My heart hurt that day. Kids can be so cruel, and I really think girls are the worst. They are catty, mean, and just plain bitches. They say things that can really damage other kids’ egos and can potentially ruin their self-images. Unfortunately for my daughter, and any other African-American girl, she is bombarded with images of women with bone straight hair. Of course, those women are considered to be beautiful, the ones the all the boys want. They see it every day in social media, on tv, in videos, and movies. And it really hits home when you see young black boys choosing the “Beckys with the straight hair” (as Beyoncé so eloquently put it). My daughter knows that her hair is fine just the way it is, but that remark still hurt.
Not only is she dealing with the hair comments, but she is skinny. She has always been skinny. Some of her overly developed and not so skinny friends make comments on her weight. Unfortunately, girls have been commenting on her weight since she was little. Once, she came home from summer camp and told me that she had to gain weight because the girls at camp said that she was too skinny. She was around 9 when this happened.
If its not the hair or the weight, its her belief that other girls her age are just prettier. That drives me crazy. I don’t know what she sees in the mirror, but it is surely not the beautiful girl I see every day. I don’t know if she’s comparing herself to other girls in her school, or if she’s comparing herself to the image of “beautiful” girls in the media. Either way, I wish she could see herself the way that I see her. I am hopeful that over time, she will.
So, back to the girl who felt the need to comment on my daughter’s hair. Later on in the week, I asked my daughter about it. She said that the girl is oblivious about the effect that remark had on her. This time, since I was no longer in angry mom mode, I was able to offer better advise. I told her that she may want to have a talk with the girl and explain that what she said was pretty mean (just in case she really thought she was being helpful) and explain that that comment made her feel as if her hair wasn’t good enough. That way, this girl is on notice that she better think twice before saying something again.

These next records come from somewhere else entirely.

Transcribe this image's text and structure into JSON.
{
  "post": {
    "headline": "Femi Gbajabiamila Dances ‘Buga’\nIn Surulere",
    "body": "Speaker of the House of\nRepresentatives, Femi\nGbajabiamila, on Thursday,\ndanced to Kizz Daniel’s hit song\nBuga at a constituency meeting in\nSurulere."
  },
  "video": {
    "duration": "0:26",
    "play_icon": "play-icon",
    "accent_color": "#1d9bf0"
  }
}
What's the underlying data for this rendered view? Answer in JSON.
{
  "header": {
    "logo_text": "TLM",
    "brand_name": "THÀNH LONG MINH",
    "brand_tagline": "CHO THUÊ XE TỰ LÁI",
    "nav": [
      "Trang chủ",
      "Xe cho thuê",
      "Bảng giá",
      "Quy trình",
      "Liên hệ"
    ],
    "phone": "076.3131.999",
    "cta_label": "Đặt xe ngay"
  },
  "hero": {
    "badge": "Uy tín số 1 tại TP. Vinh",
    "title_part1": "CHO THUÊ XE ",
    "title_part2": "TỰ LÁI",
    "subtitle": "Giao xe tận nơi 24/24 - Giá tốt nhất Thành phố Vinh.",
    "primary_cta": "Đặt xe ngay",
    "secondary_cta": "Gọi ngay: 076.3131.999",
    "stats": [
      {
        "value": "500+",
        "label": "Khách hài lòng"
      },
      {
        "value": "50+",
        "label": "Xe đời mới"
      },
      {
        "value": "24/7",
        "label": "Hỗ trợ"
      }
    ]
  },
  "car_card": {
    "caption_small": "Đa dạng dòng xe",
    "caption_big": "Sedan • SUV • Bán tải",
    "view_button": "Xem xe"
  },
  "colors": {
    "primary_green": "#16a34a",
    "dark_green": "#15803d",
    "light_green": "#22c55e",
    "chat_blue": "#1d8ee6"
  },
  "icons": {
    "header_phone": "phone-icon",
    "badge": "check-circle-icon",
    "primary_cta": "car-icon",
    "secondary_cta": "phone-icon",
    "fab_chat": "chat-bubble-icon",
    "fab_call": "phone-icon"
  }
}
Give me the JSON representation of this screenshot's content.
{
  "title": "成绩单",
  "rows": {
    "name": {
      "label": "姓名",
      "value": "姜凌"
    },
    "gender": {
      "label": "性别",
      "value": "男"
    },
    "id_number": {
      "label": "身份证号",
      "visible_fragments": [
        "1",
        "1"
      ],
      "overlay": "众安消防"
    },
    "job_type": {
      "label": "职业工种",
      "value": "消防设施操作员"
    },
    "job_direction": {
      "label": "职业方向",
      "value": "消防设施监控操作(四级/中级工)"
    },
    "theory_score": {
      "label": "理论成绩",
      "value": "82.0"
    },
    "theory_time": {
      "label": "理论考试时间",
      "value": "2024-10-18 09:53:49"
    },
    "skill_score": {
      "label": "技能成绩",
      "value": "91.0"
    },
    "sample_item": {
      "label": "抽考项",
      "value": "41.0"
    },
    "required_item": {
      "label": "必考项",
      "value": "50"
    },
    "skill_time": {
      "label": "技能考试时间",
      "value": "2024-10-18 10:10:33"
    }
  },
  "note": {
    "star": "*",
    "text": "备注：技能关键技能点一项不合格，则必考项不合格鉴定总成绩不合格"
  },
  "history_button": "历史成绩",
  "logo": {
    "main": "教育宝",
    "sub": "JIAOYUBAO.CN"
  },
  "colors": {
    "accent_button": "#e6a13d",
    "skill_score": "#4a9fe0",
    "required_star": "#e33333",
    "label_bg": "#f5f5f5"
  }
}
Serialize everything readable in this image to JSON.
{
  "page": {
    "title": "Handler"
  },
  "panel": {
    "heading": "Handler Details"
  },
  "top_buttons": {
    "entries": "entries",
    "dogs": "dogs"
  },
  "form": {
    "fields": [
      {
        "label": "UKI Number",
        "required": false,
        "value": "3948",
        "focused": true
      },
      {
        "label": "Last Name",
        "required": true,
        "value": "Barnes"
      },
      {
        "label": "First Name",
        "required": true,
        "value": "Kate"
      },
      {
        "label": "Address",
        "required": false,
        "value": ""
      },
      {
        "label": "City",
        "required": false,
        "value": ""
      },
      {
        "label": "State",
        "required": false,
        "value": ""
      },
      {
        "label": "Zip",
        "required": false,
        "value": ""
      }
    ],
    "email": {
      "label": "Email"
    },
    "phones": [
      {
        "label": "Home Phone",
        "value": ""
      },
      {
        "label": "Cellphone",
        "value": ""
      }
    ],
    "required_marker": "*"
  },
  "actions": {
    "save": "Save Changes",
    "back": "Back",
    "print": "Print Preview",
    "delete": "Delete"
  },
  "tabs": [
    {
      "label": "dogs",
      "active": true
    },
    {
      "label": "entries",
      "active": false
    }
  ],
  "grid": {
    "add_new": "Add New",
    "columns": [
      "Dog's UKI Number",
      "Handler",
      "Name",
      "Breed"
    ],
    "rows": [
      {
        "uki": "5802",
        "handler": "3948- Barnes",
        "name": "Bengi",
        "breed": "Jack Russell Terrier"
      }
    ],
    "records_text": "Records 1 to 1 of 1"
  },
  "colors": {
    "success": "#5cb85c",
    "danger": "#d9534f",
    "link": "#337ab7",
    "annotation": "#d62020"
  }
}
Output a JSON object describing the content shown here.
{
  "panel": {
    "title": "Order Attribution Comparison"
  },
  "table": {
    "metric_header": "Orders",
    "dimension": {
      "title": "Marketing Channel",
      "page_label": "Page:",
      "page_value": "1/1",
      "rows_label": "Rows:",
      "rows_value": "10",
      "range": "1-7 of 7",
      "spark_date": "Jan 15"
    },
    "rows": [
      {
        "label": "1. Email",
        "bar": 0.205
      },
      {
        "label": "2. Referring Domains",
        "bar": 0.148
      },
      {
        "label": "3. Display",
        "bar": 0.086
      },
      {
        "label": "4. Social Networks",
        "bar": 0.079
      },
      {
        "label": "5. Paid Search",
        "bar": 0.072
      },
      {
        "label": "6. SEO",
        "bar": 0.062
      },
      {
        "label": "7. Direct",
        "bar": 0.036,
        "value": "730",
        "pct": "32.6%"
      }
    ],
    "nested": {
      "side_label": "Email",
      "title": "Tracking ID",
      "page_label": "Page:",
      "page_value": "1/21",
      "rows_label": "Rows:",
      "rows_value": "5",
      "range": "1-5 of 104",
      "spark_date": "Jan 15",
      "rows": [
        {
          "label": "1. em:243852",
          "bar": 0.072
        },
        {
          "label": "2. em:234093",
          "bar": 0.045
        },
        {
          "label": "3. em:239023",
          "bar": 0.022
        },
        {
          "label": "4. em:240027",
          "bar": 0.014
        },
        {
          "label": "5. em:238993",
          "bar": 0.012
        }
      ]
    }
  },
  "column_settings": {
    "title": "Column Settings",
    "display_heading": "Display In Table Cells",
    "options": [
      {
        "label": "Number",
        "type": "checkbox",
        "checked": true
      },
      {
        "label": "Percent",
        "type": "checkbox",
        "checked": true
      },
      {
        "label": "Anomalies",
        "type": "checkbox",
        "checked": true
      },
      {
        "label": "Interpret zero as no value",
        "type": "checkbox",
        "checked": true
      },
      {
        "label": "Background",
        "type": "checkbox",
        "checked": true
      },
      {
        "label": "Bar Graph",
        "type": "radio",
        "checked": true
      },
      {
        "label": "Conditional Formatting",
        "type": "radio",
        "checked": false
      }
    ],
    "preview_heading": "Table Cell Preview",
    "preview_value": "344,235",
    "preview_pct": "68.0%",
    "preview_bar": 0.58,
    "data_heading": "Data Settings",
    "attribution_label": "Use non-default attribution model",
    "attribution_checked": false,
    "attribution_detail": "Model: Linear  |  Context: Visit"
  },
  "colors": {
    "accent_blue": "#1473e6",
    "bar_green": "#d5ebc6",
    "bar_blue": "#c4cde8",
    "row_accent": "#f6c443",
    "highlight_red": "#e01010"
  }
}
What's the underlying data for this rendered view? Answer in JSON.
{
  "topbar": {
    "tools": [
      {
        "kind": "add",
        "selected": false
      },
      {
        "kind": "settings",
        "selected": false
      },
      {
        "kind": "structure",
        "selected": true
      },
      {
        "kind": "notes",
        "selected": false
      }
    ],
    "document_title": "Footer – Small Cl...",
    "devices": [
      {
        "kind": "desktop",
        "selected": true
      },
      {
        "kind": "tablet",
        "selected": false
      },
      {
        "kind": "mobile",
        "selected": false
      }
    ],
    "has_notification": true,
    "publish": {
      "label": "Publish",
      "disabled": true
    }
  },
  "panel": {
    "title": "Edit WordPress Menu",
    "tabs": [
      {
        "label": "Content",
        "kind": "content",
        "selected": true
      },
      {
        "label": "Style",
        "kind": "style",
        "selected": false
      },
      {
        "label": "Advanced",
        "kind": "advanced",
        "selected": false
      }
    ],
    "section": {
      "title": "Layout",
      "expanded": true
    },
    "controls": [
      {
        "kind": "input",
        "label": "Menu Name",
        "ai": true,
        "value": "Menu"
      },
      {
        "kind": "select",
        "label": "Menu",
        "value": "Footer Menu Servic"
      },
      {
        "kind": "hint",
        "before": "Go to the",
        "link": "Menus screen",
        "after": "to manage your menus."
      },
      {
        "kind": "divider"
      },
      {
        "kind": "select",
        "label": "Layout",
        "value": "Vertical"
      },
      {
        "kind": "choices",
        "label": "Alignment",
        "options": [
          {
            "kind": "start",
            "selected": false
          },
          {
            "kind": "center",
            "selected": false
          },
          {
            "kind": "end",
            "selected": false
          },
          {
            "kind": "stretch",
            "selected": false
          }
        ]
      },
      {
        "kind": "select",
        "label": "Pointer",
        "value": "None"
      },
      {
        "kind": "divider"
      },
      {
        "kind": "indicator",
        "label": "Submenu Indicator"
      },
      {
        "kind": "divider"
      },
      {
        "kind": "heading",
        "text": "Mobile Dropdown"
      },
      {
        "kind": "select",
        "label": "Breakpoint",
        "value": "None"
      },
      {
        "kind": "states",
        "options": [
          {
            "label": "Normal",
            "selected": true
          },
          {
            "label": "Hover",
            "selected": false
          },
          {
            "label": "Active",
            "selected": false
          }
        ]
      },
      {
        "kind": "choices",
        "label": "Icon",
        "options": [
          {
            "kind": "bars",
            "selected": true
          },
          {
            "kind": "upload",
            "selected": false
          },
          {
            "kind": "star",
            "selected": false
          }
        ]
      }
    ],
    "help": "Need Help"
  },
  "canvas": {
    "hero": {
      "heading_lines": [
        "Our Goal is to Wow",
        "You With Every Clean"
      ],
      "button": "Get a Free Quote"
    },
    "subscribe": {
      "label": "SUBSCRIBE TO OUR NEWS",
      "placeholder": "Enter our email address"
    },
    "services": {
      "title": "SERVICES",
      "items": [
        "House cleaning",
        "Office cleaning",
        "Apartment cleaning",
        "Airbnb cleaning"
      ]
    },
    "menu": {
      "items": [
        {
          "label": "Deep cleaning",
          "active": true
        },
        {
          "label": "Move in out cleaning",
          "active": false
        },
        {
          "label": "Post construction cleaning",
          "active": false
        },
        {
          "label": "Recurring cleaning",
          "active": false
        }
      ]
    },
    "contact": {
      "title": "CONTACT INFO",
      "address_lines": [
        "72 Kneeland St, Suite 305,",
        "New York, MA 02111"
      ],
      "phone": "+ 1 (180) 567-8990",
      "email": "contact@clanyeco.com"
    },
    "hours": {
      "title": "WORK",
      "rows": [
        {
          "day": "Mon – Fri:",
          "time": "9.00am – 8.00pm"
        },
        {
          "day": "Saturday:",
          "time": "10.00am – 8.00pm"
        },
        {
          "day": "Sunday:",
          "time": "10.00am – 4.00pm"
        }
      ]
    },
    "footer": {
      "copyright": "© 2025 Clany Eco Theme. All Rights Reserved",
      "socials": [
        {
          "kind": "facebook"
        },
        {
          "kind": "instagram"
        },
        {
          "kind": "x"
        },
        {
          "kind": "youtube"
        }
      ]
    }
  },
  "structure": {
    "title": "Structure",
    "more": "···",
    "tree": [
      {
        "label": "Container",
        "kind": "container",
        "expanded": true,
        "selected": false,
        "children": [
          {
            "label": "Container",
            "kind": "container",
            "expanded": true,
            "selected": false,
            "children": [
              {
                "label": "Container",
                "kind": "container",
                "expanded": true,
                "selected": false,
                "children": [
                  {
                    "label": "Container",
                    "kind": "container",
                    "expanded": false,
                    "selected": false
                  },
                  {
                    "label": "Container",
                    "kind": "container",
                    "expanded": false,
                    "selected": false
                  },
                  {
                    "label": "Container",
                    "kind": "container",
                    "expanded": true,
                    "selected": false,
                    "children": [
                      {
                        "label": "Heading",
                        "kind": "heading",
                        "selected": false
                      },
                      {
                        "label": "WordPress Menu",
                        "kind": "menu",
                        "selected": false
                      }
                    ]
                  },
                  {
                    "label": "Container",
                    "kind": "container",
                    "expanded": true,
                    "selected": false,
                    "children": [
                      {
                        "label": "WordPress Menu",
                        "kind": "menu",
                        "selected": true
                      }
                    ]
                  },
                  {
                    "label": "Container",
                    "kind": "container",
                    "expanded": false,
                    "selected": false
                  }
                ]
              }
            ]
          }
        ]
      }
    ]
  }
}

As far as I’m concerned, if she makes another negative comment about her hair, the perfect reaction is “Go to hell!”. I didn’t tell my daughter that part. But, she knows her mom.
Media images glamorizing a certain look can damage some of these young girls’ self-images. We as parents must be mindful of that and always do what we can to let our daughters know that they are beautiful no matter what kind of hair they have, what their body type is, or what kind of clothes they wear. We need to remind them that beauty is in how they carry themselves, and that smart girls are sexy.
So, now you know, and you can … Consider Yourself Warned!
What advise do you have for teenage girls who don’t see their beauty?
SassyGirlTye lives with her two wonderful teenagers in Brooklyn, New York. No matter what she says in her posts, she truly loves her children with all her heart.